EVRC also enhances call quality by suppressing background noise. The IS-127 standard recommends a noise suppressor algorithm, but allows system designers to define their own. This is an important factor in choosing a processing platform, making programmable DSPs, such as Lucent Technologies’ DSP offerings, a desirable choice.

By early 1997, it started to become clear to service providers that EVRC was an attractive choice for addressing their capacity and voice quality requirements. The challenge then became how to make EVRC a reality, given that existing equipment, handsets and infrastructure did not support the technology. Further complicating the issue, service providers had a significant investment in existing infrastructure and handset manufacturers were just beginning the ramp-up of new designs.

The Korean market was the first to take the initiative in addressing this dilemma. In an effort to realize EVRC quickly and minimize the cost of the development effort, several Korean manufacturers worked closely with Lucent Technologies to define and implement a strategy.

Lucent Technologies provided a complete EVRC solution for CDMA manufacturers based on its DSP1627 chip. To quickly enable deployment, the implementation of EVRC leveraged the existing equipment investments as much as possible. Separate solutions were required for the handset and infrastructure and each presented different challenges Figure 1 illustrates a typical CDMA wireless network and highlights where EVRC fits into the overall architecture.
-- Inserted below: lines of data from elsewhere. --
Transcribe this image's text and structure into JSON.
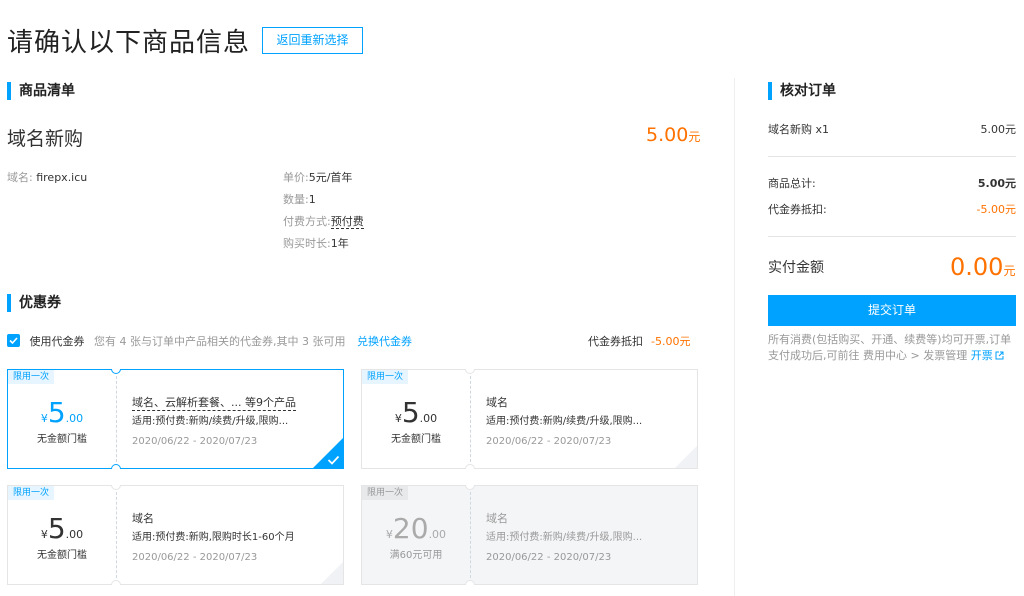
{
  "page": {
    "title": "请确认以下商品信息",
    "back_button": "返回重新选择"
  },
  "product_list": {
    "section_title": "商品清单",
    "product_name": "域名新购",
    "price": "5.00",
    "price_unit": "元",
    "domain_label": "域名:",
    "domain_value": "firepx.icu",
    "details": [
      {
        "label": "单价:",
        "value": "5元/首年"
      },
      {
        "label": "数量:",
        "value": "1"
      },
      {
        "label": "付费方式:",
        "value": "预付费"
      },
      {
        "label": "购买时长:",
        "value": "1年"
      }
    ]
  },
  "coupons": {
    "section_title": "优惠券",
    "use_label": "使用代金券",
    "use_checked": true,
    "description": "您有 4 张与订单中产品相关的代金券,其中 3 张可用",
    "exchange_link": "兑换代金券",
    "deduct_label": "代金券抵扣",
    "deduct_value": "-5.00元",
    "items": [
      {
        "tag": "限用一次",
        "currency": "¥",
        "amount_int": "5",
        "amount_dec": ".00",
        "threshold": "无金额门槛",
        "title": "域名、云解析套餐、... 等9个产品",
        "scope": "适用:预付费:新购/续费/升级,限购...",
        "date": "2020/06/22 - 2020/07/23",
        "selected": true,
        "disabled": false
      },
      {
        "tag": "限用一次",
        "currency": "¥",
        "amount_int": "5",
        "amount_dec": ".00",
        "threshold": "无金额门槛",
        "title": "域名",
        "scope": "适用:预付费:新购/续费/升级,限购...",
        "date": "2020/06/22 - 2020/07/23",
        "selected": false,
        "disabled": false
      },
      {
        "tag": "限用一次",
        "currency": "¥",
        "amount_int": "5",
        "amount_dec": ".00",
        "threshold": "无金额门槛",
        "title": "域名",
        "scope": "适用:预付费:新购,限购时长1-60个月",
        "date": "2020/06/22 - 2020/07/23",
        "selected": false,
        "disabled": false
      },
      {
        "tag": "限用一次",
        "currency": "¥",
        "amount_int": "20",
        "amount_dec": ".00",
        "threshold": "满60元可用",
        "title": "域名",
        "scope": "适用:预付费:新购/续费/升级,限购...",
        "date": "2020/06/22 - 2020/07/23",
        "selected": false,
        "disabled": true
      }
    ]
  },
  "order_summary": {
    "section_title": "核对订单",
    "item_label": "域名新购 x1",
    "item_value": "5.00元",
    "total_label": "商品总计:",
    "total_value": "5.00元",
    "coupon_label": "代金券抵扣:",
    "coupon_value": "-5.00元",
    "pay_label": "实付金额",
    "pay_amount": "0.00",
    "pay_unit": "元",
    "submit_button": "提交订单",
    "note": "所有消费(包括购买、开通、续费等)均可开票,订单支付成功后,可前往 费用中心 > 发票管理",
    "invoice_link": "开票"
  },
  "colors": {
    "accent": "#00a2ff",
    "price": "#ff7200"
  },
  "icons": [
    "checkbox-checked-icon",
    "checkmark-icon",
    "external-link-icon"
  ]
}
For the CDMA handsets, Lucent’s EVRC chip can be used as a standalone DSP or as a co-processor to the existing architecture as illustrated in Figure 1. The integrated solution not only includes the device, but also all the necessary software to enable EVRC. Additionally, Lucent’s implementation is programmable, offering handset manufacturers ample opportunity to tune or differentiate their solutions to address particular market needs.

Lucent’s implementation of EVRC in the infrastructure was a software upgrade to the existing speech coder platform, rather than a complete redesign and switch out. This was the most desirable solution for infrastructure due to the fact that replacement of deployed equipment was cost prohibitive. The task was non-trivial since the existing platform had been designed to the performance requirements of a less complex speech coder.

This massive effort was a major achievement: concept, specification, development, integration, field trials and production ramp were completed in less than six months. This could not have been done without a coordinated effort between the service provider, the equipment manufacturers and Lucent Technologies.

EVRC is the first of many developments in the industry’s push to close the gap between wireless and wireline communications. Other developments include quality, cost, services, ease of use, and availability.

Today, the Korean market is driving the deployment of EVRC. As CDMA technology deploys in other regions of the world, service providers may face the same dilemma — competitive pressures and systems capacity. Given the demonstrated benefits of EVRC, they may choose to address the challenge in the same manner. Although, with the rapid pace of technology advancements in both speech coding algorithms and signal processing hardware, it’s likely that more alternatives will become available.

On the signal processing front, the next generation of DSP architectures is now available. Lucent recently introduced its DSP16000 family, for instance, which is designed to specifically address the future needs of the wireless communications market. It offers more than twice the performance of current DSPs with reduced power consumption and costs. This level of processing capability will be crucial in the development of even better speech coders, with advanced features such as voice recognition and high speed data services.